Grand Theater Shooting

Fake charities are popping up requesting “donations” for victims of the tragedy in Lafayette.Fake charities are popping up requesting “donations” for victims of the tragedy in Lafayette. Scam: Grand Theater Shooting Who Is It Targeting: Anyone What Is It: The Louisiana Attorney General has issued a warning about scams revolving around the recent shooting at the Grand Movie Theater in Lafayette, Louisiana.  Individuals are receiving phone calls, emails and social media contacts from fake organizations asking for donations to help the families of the victims of the shooting. The organizations involved in these scams are not legitimate and funds donated will not reach the families or help the victims in any way.
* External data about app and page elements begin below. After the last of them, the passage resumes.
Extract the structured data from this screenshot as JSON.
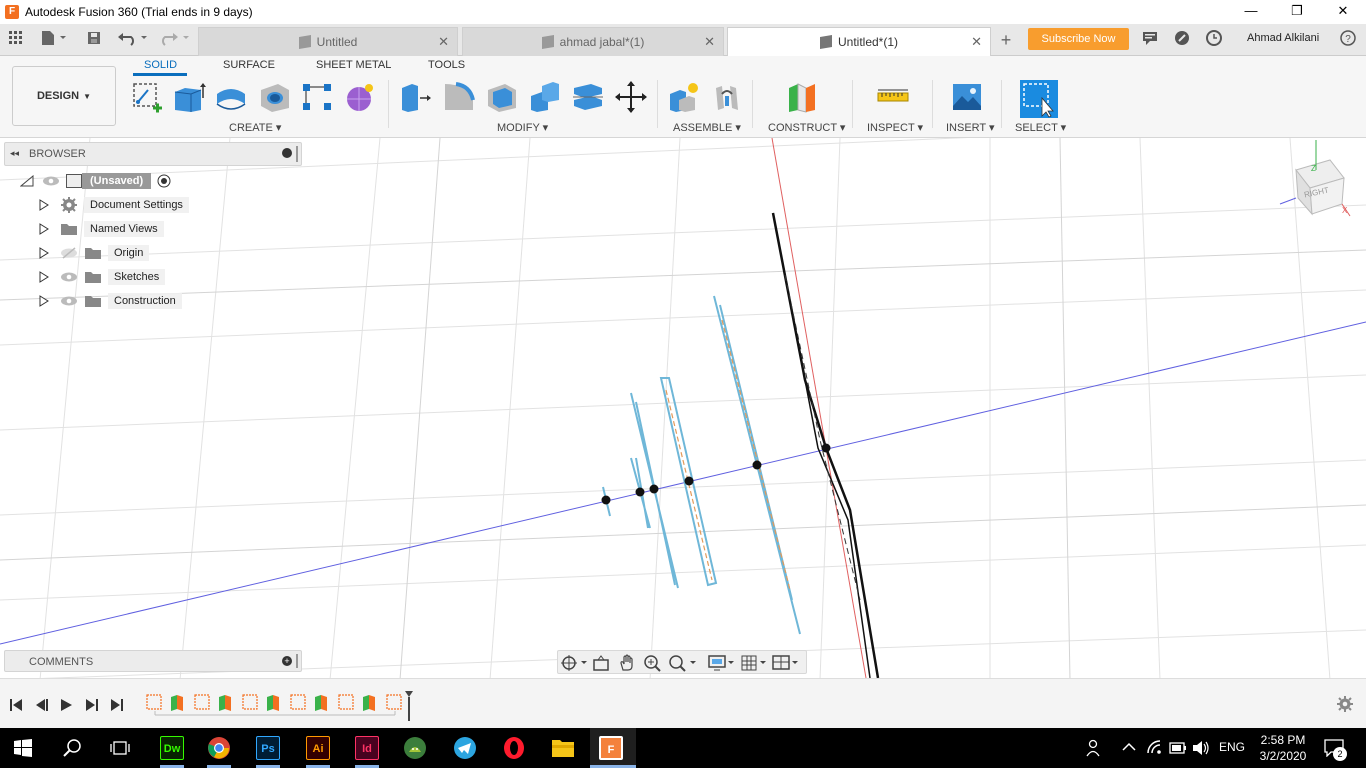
{
  "window": {
    "title": "Autodesk Fusion 360 (Trial ends in 9 days)",
    "minimize": "—",
    "maximize": "❐",
    "close": "✕"
  },
  "tabs": [
    {
      "label": "Untitled",
      "active": false
    },
    {
      "label": "ahmad jabal*(1)",
      "active": false
    },
    {
      "label": "Untitled*(1)",
      "active": true
    }
  ],
  "header": {
    "new_tab": "+",
    "subscribe": "Subscribe Now",
    "user": "Ahmad Alkilani"
  },
  "ribbon": {
    "workspace": "DESIGN",
    "tabs": [
      "SOLID",
      "SURFACE",
      "SHEET METAL",
      "TOOLS"
    ],
    "groups": {
      "create": "CREATE ▾",
      "modify": "MODIFY ▾",
      "assemble": "ASSEMBLE ▾",
      "construct": "CONSTRUCT ▾",
      "inspect": "INSPECT ▾",
      "insert": "INSERT ▾",
      "select": "SELECT ▾"
    }
  },
  "browser": {
    "title": "BROWSER",
    "root": "(Unsaved)",
    "items": [
      "Document Settings",
      "Named Views",
      "Origin",
      "Sketches",
      "Construction"
    ]
  },
  "comments": {
    "title": "COMMENTS"
  },
  "viewcube": {
    "face": "RIGHT",
    "axis_z": "Z",
    "axis_x": "X"
  },
  "taskbar": {
    "apps": [
      "Dw",
      "Ps",
      "Ai",
      "Id"
    ],
    "fusion_icon": "F",
    "language": "ENG",
    "time": "2:58 PM",
    "date": "3/2/2020",
    "notifications": "2"
  },
  "colors": {
    "accent": "#0a6ebd",
    "subscribe": "#f89d2e",
    "sketch_blue": "#6fb7d8",
    "sketch_black": "#111111",
    "axis_red": "#e05050",
    "axis_blue": "#5a5ae0"
  }
}
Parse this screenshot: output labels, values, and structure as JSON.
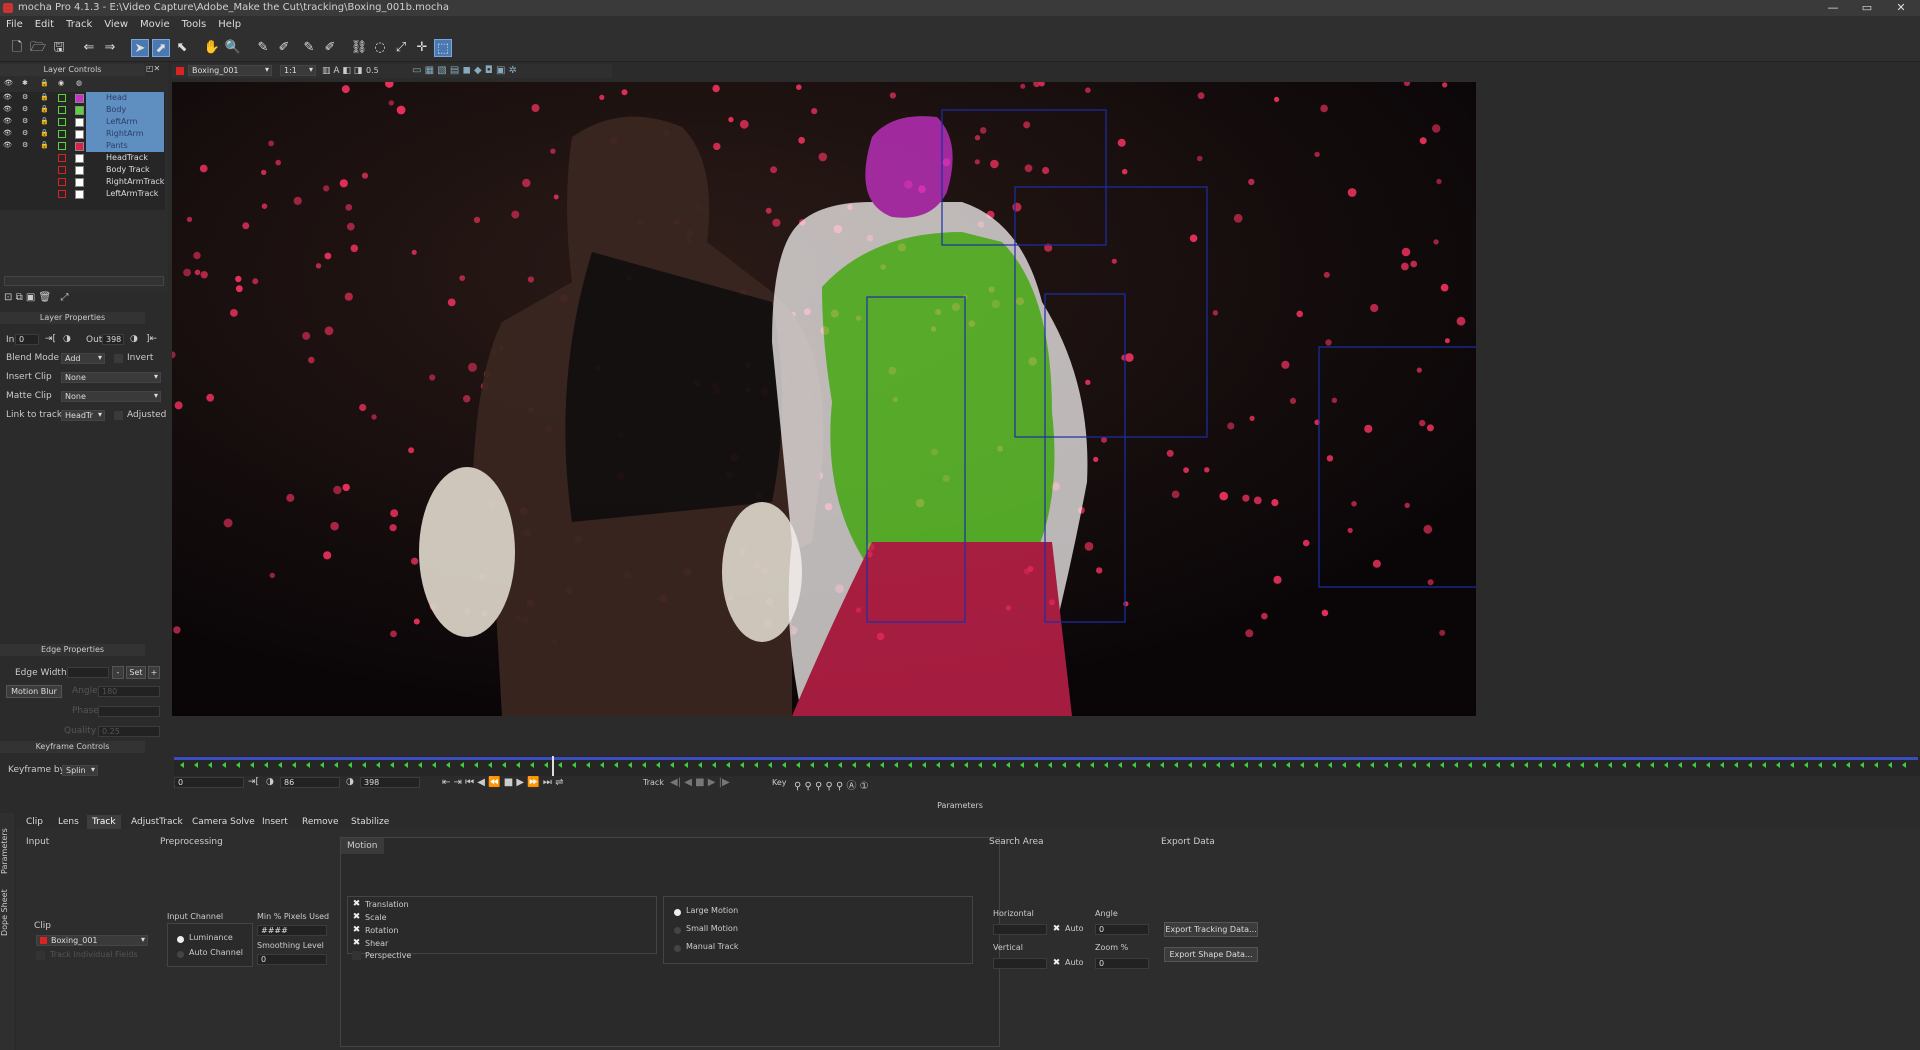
{
  "window": {
    "title": "mocha Pro 4.1.3 - E:\\Video Capture\\Adobe_Make the Cut\\tracking\\Boxing_001b.mocha",
    "controls": [
      "—",
      "▭",
      "✕"
    ]
  },
  "menu": [
    "File",
    "Edit",
    "Track",
    "View",
    "Movie",
    "Tools",
    "Help"
  ],
  "viewer_bar": {
    "clip": "Boxing_001",
    "zoom": "1:1",
    "opacity": "0.5"
  },
  "layer_controls": {
    "title": "Layer Controls",
    "layers": [
      {
        "name": "Head",
        "color": "#c832c8",
        "selected": true,
        "visible": true
      },
      {
        "name": "Body",
        "color": "#5ad23c",
        "selected": true,
        "visible": true
      },
      {
        "name": "LeftArm",
        "color": "#ffffff",
        "selected": true,
        "visible": true
      },
      {
        "name": "RightArm",
        "color": "#ffffff",
        "selected": true,
        "visible": true
      },
      {
        "name": "Pants",
        "color": "#dc1e4b",
        "selected": true,
        "visible": true
      },
      {
        "name": "HeadTrack",
        "color": "#ffffff",
        "selected": false,
        "visible": false
      },
      {
        "name": "Body Track",
        "color": "#ffffff",
        "selected": false,
        "visible": false
      },
      {
        "name": "RightArmTrack",
        "color": "#ffffff",
        "selected": false,
        "visible": false
      },
      {
        "name": "LeftArmTrack",
        "color": "#ffffff",
        "selected": false,
        "visible": false
      }
    ]
  },
  "layer_properties": {
    "title": "Layer Properties",
    "in_label": "In",
    "in_value": "0",
    "out_label": "Out",
    "out_value": "398",
    "blend_mode_label": "Blend Mode",
    "blend_mode": "Add",
    "invert_label": "Invert",
    "insert_clip_label": "Insert Clip",
    "insert_clip": "None",
    "matte_clip_label": "Matte Clip",
    "matte_clip": "None",
    "link_label": "Link to track",
    "link_value": "HeadTr",
    "adjusted_label": "Adjusted"
  },
  "edge_properties": {
    "title": "Edge Properties",
    "edge_width_label": "Edge Width",
    "set_label": "Set",
    "motion_blur_label": "Motion Blur",
    "angle_label": "Angle",
    "angle_value": "180",
    "phase_label": "Phase",
    "quality_label": "Quality",
    "quality_value": "0.25"
  },
  "keyframe_controls": {
    "title": "Keyframe Controls",
    "keyframe_by_label": "Keyframe by",
    "keyframe_by": "Splin"
  },
  "timeline": {
    "start": "0",
    "current": "86",
    "end": "398",
    "track_label": "Track",
    "key_label": "Key"
  },
  "parameters": {
    "title": "Parameters",
    "side_tabs": [
      "Parameters",
      "Dope Sheet"
    ],
    "tabs": [
      "Clip",
      "Lens",
      "Track",
      "AdjustTrack",
      "Camera Solve",
      "Insert",
      "Remove",
      "Stabilize"
    ],
    "active_tab": "Track",
    "input": {
      "title": "Input",
      "clip_label": "Clip",
      "clip_value": "Boxing_001",
      "fields_label": "Track Individual Fields"
    },
    "preprocessing": {
      "title": "Preprocessing",
      "input_channel_label": "Input Channel",
      "luminance_label": "Luminance",
      "auto_channel_label": "Auto Channel",
      "min_pixels_label": "Min % Pixels Used",
      "min_pixels_value": "####",
      "smoothing_label": "Smoothing Level",
      "smoothing_value": "0"
    },
    "motion": {
      "title": "Motion",
      "options": [
        {
          "label": "Translation",
          "checked": true
        },
        {
          "label": "Scale",
          "checked": true
        },
        {
          "label": "Rotation",
          "checked": true
        },
        {
          "label": "Shear",
          "checked": true
        },
        {
          "label": "Perspective",
          "checked": false
        }
      ],
      "modes": [
        {
          "label": "Large Motion",
          "selected": true
        },
        {
          "label": "Small Motion",
          "selected": false
        },
        {
          "label": "Manual Track",
          "selected": false
        }
      ]
    },
    "search_area": {
      "title": "Search Area",
      "horizontal_label": "Horizontal",
      "vertical_label": "Vertical",
      "auto_label": "Auto",
      "angle_label": "Angle",
      "angle_value": "0",
      "zoom_label": "Zoom %",
      "zoom_value": "0"
    },
    "export_data": {
      "title": "Export Data",
      "tracking_button": "Export Tracking Data...",
      "shape_button": "Export Shape Data..."
    }
  }
}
What Are They After: Direct payments in the form of “Donations” How Can You Avoid It: You should be very cautious about which organizations you donate to after a major tragedy. If you are contacted by an organization asking for donations, you should research them.  A quick Google search with the name of the organization with the word scam attached should provide you with information.  You may also look at their profile on Guidestar, a website dedicated to help consumers know about the non-profit organizations they support. While an organization’s lack of a profile on Guidestar does not mean they are fraudulent, it may mean that the organization is either new, or has not filed for non-profit status.  If you still have questions about an organization you can contact the Louisiana Attorney General's Office at 1-800-351-4889 or go to the Attorney General's website. _________________ Identity Theft Resource Center® (ITRC) is a nonprofit, nationally respected organization dedicated exclusively to the understanding of identity theft and related issues. The ITRC provides victim and consumer support, public education, and advisory services to governmental agencies, legislators, law enforcement, and businesses.  Victims may contact the ITRC toll-free at 888-400-5530.